WHAT IS NEEDED ▸ Take every line from the listing below that contains "予約日時".

>>>

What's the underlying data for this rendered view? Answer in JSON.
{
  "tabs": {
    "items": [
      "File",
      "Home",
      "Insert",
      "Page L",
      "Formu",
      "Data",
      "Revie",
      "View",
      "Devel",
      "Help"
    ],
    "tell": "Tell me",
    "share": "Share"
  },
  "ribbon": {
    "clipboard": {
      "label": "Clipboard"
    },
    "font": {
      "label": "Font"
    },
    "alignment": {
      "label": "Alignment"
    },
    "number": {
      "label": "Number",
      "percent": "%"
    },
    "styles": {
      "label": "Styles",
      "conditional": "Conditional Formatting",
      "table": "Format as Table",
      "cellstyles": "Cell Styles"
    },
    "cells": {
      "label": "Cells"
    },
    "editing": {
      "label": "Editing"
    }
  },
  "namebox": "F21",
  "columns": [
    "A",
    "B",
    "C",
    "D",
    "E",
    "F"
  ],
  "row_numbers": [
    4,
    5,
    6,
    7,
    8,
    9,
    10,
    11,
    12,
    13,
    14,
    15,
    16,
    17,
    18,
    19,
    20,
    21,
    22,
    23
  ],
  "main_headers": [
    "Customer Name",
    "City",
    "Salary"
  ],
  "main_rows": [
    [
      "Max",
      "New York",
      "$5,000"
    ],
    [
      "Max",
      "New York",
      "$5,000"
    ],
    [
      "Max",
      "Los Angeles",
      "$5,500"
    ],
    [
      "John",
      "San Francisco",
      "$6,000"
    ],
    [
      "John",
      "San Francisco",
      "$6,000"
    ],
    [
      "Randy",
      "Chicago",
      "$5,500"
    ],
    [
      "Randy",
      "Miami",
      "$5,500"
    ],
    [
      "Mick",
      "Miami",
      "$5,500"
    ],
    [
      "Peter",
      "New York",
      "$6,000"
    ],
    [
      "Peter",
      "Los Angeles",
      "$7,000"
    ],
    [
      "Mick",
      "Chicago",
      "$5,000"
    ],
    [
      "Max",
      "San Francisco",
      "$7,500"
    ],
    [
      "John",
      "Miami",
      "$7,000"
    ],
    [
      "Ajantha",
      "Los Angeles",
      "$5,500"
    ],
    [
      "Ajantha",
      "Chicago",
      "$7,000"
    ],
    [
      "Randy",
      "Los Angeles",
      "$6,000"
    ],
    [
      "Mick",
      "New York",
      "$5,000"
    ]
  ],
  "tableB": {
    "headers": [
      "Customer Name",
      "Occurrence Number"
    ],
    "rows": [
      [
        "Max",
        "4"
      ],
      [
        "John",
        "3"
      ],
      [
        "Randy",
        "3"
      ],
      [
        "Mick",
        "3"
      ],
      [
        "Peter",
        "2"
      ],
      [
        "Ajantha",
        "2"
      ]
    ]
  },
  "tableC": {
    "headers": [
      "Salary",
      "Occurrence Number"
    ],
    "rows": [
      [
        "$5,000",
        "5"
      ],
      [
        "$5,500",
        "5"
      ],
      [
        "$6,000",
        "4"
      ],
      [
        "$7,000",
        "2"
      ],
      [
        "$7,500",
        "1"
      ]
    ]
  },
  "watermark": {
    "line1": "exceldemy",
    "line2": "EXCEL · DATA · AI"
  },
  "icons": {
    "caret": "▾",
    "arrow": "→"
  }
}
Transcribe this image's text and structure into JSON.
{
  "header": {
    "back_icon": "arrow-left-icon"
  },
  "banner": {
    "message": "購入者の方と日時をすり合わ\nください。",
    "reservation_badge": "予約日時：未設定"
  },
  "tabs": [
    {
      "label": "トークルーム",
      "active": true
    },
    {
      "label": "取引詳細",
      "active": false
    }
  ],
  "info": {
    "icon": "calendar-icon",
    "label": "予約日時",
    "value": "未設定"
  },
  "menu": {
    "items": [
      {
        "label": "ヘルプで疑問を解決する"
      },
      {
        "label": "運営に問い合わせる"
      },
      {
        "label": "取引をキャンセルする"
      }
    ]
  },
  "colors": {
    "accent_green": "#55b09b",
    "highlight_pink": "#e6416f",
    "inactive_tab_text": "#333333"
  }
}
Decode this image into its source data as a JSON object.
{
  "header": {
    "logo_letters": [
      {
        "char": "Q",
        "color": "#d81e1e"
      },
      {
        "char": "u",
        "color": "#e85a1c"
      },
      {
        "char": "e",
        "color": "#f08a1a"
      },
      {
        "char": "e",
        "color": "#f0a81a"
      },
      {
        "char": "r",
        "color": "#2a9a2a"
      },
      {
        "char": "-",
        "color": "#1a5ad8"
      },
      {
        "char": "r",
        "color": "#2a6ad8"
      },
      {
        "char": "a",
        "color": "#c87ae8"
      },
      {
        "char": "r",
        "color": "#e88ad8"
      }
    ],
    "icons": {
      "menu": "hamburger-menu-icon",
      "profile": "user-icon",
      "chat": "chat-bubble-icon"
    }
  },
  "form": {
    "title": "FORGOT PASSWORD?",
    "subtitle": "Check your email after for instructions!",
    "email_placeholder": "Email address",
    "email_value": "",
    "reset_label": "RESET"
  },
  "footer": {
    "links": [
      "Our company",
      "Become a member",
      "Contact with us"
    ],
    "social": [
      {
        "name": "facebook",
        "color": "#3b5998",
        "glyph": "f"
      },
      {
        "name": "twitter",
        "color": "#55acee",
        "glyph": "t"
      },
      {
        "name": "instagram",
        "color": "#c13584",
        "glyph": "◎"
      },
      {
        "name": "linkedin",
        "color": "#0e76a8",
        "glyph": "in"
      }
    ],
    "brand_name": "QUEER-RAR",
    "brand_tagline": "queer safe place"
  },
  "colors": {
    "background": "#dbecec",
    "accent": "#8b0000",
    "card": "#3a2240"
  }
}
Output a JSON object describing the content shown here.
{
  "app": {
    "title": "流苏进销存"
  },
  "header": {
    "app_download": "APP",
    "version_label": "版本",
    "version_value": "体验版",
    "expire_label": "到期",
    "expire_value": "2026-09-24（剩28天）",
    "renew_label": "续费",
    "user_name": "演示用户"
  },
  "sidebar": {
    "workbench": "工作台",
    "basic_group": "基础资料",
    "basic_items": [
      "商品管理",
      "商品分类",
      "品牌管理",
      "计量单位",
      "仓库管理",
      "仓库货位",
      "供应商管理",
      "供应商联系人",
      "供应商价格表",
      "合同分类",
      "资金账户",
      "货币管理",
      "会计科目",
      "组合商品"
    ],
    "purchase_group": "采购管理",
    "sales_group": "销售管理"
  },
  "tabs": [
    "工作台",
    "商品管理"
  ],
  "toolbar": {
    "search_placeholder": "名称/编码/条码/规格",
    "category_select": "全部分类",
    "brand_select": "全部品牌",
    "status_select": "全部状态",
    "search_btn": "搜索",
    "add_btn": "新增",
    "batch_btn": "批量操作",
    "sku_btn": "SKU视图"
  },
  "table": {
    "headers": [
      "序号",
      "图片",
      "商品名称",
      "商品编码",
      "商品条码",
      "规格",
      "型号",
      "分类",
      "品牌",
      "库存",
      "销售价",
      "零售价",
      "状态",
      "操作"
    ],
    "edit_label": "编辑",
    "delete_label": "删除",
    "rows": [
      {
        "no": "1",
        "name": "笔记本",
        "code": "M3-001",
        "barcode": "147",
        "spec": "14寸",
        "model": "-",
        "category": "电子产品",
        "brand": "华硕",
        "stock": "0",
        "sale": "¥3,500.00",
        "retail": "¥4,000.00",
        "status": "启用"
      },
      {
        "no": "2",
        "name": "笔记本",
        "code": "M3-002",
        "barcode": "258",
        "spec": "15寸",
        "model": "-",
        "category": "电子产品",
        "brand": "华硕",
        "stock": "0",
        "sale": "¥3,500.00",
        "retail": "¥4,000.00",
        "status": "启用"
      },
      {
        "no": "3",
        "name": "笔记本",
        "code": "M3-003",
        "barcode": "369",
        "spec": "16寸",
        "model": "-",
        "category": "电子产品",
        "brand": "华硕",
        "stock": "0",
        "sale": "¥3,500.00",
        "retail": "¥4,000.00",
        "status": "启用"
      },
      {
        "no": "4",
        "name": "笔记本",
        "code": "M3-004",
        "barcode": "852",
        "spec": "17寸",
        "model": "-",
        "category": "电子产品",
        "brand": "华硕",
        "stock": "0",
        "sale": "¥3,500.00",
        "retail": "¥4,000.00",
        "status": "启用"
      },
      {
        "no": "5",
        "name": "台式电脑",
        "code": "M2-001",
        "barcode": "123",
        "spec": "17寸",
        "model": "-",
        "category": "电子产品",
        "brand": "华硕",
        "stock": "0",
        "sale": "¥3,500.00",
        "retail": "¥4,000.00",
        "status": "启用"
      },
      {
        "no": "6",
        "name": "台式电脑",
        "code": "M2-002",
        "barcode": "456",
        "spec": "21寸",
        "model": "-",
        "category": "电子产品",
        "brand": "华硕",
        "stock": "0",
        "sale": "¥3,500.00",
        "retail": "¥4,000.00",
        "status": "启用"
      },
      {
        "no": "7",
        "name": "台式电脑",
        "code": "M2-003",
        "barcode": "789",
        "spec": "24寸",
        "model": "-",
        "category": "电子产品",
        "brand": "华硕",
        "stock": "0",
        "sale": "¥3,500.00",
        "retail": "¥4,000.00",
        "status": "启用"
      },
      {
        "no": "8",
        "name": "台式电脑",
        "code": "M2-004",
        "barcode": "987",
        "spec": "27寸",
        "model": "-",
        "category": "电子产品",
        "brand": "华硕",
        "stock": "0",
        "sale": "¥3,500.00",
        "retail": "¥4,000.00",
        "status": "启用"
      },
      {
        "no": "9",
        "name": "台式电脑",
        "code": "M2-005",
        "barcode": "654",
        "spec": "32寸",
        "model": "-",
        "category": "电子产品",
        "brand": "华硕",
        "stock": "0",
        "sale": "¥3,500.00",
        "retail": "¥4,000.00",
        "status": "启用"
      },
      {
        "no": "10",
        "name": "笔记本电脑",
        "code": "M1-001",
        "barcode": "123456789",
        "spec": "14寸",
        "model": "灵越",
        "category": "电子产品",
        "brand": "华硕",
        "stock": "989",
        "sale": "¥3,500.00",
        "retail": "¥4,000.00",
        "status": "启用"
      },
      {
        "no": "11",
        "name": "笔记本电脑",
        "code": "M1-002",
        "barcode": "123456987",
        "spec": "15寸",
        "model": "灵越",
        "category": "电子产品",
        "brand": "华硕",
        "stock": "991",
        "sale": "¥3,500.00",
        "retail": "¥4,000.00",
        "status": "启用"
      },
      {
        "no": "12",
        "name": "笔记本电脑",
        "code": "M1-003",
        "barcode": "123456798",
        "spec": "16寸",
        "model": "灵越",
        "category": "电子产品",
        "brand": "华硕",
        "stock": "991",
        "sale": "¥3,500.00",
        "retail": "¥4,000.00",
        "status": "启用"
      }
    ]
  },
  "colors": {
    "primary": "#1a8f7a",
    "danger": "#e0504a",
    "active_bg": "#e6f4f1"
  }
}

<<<

RESULT ▸
    "reservation_badge": "予約日時：未設定"
    "label": "予約日時",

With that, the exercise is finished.